Aidan Daly

Max Graef & Glenn Astro

The Yard Work Simulator
Ninja Tune

After offering a string of dreamy house releases over the past few years, Berliners Max Graef and Glenn Astro have collaborated on a Ninja Tune effort geared more towards late nights in city centre apartments than thronging dancefloors. Seemingly named after an obscure Simpsons reference, The Yark Work Simulator sounds, well, like a Ninja Tune record, complete with the usual thoughtful production and jazzy sensibilities.

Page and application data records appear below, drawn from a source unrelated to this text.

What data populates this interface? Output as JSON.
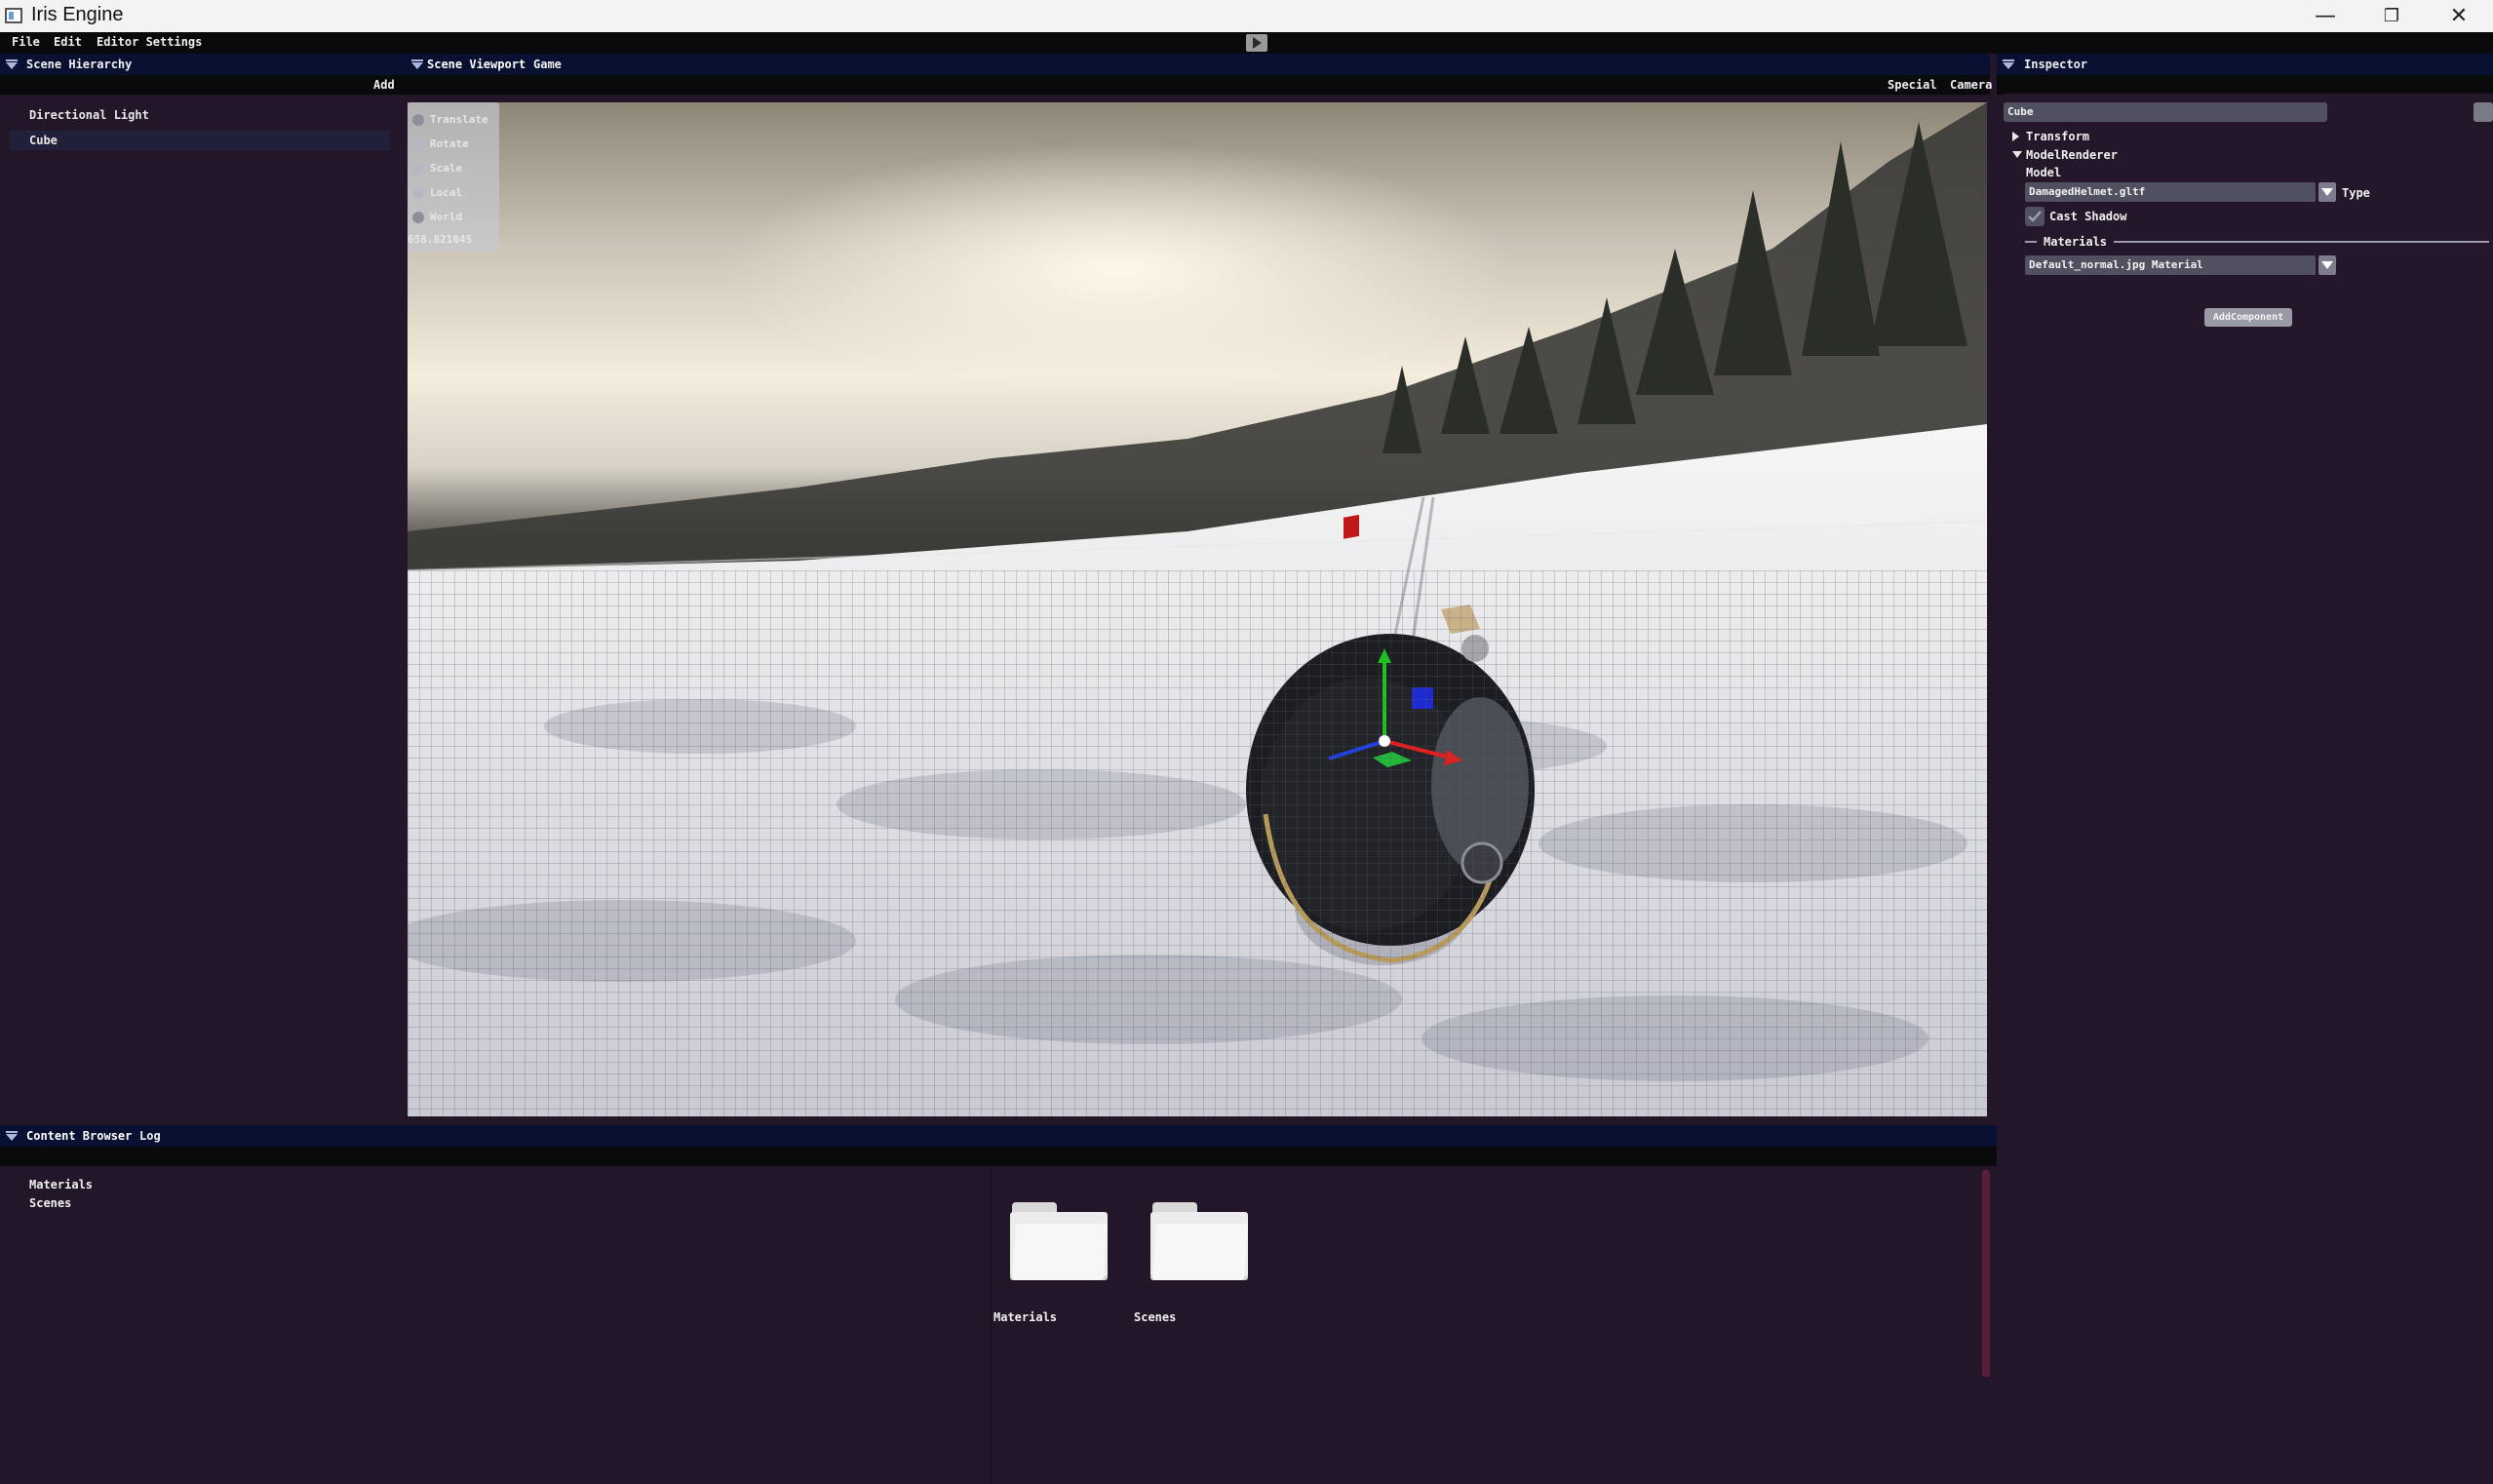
{
  "window": {
    "title": "Iris Engine",
    "controls": [
      "minimize",
      "restore",
      "close"
    ]
  },
  "menubar": {
    "items": [
      "File",
      "Edit",
      "Editor Settings"
    ]
  },
  "hierarchy": {
    "title": "Scene Hierarchy",
    "add_label": "Add",
    "items": [
      {
        "label": "Directional Light",
        "selected": false
      },
      {
        "label": "Cube",
        "selected": true
      }
    ]
  },
  "viewport": {
    "tabs": [
      "Scene Viewport",
      "Game"
    ],
    "toolbar": {
      "special": "Special",
      "camera": "Camera"
    },
    "gizmo_options": [
      "Translate",
      "Rotate",
      "Scale",
      "Local",
      "World"
    ],
    "fps": "658.821045"
  },
  "inspector": {
    "title": "Inspector",
    "name_field": "Cube",
    "components": {
      "transform": "Transform",
      "model_renderer": "ModelRenderer"
    },
    "model_label": "Model",
    "model_value": "DamagedHelmet.gltf",
    "type_label": "Type",
    "cast_shadow": {
      "label": "Cast Shadow",
      "checked": true
    },
    "materials_label": "Materials",
    "material_value": "Default_normal.jpg Material",
    "add_component": "AddComponent"
  },
  "bottom_panel": {
    "tabs": [
      "Content Browser",
      "Log"
    ],
    "tree": [
      "Materials",
      "Scenes"
    ],
    "folders": [
      {
        "label": "Materials",
        "icon": "folder-icon"
      },
      {
        "label": "Scenes",
        "icon": "folder-icon"
      }
    ]
  },
  "colors": {
    "panel_bg": "#231629",
    "header_bg": "#091133",
    "menubar_bg": "#0a090c",
    "selection": "#20203a",
    "gizmo_x": "#e02020",
    "gizmo_y": "#20c020",
    "gizmo_z": "#2040e0"
  }
}
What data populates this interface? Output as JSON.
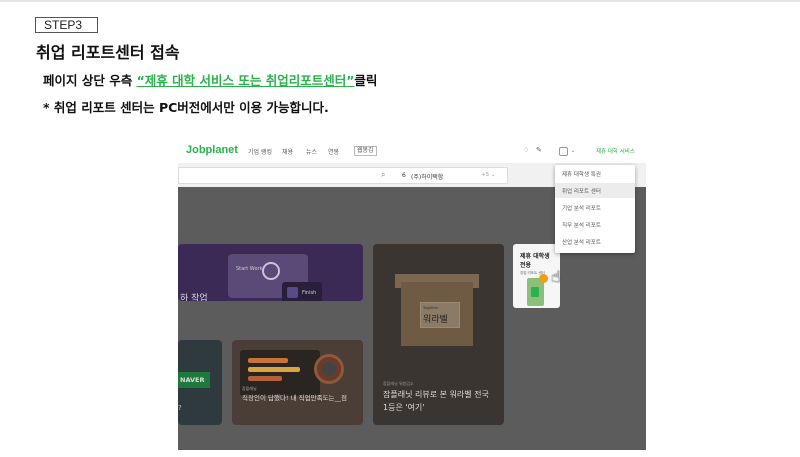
{
  "step_label": "STEP3",
  "title": "취업 리포트센터 접속",
  "instruction": {
    "prefix": "페이지 상단 우측 ",
    "q1": "“",
    "highlight": "제휴 대학 서비스 또는 취업리포트센터",
    "q2": "”",
    "suffix": "클릭"
  },
  "note": "* 취업 리포트 센터는 PC버전에서만 이용 가능합니다.",
  "colors": {
    "brand": "#2bb24c"
  },
  "screenshot": {
    "logo": "Jobplanet",
    "menu": [
      "기업 랭킹",
      "채용",
      "뉴스",
      "연봉",
      "웹봉김"
    ],
    "icons": [
      "bell-icon",
      "pen-icon",
      "user-icon",
      "chevron-down-icon"
    ],
    "partner_link": "제휴 대학 서비스",
    "search": {
      "value": "(주)하이택함",
      "prefix": "6",
      "suffix": "+5 ⌄"
    },
    "dropdown": [
      "제휴 대학생 특권",
      "취업 리포트 센터",
      "기업 분석 리포트",
      "직무 분석 리포트",
      "산업 분석 리포트"
    ],
    "cards": {
      "c1_title": "하 작업",
      "c1_start": "Start Work",
      "c1_finish": "Finish",
      "c2_badge": "NAVER",
      "c2_q": "?",
      "c3_tag": "잡플래닛",
      "c3_title": "직장인이 답했다! 내 직업만족도는__점",
      "c4_tag": "잡플래닛 워칭업소",
      "c4_title": "잡플래닛 리뷰로 본 워라벨 전국 1등은 '여기'",
      "c4_word": "워라벨",
      "c4_small": "Together",
      "c5_title": "제휴 대학생 전용",
      "c5_sub": "취업 리포트 센터"
    }
  }
}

Opening sketch 'Intro' could be a homage to the tape-splicing experiments of composer Pierre Schaeffer, updated with digital patterns and repetitions. Woozy keyboard textures preside on 'Money $ex Theme', named after the pair's startup label, which meanders here and there with no particular destination in mind.

At seven minutes, the title track sees sweeping synths pan across the mix and passes through several distinct phases before settling into its groove, as gloopy electronics lounge lazily over deliciously intricate drum programming. 'Flat Pete', the funkiest track here, is a hip hop cut-up jam in the vein of DJ Shadow, while 'China Nr. 04' sees the duo layer oscilating tones over a hiccuping beat, lending the tune a galloping rhythm.

It's possibly too low-key in parts. On some tracks, especially those that cross the five-minute mark, it can feel like Graef and Astro are phoning it in a bit. Others though, the 4/4 powered 'W313D' and the whirlwind of 'Magic Johnson', are bursting with so many ideas that the pair audibly struggle to fit them all in. There are no bangers here, but it's a rewarding home listen, with more detail surfacing on each repeat play.

Sam Gregory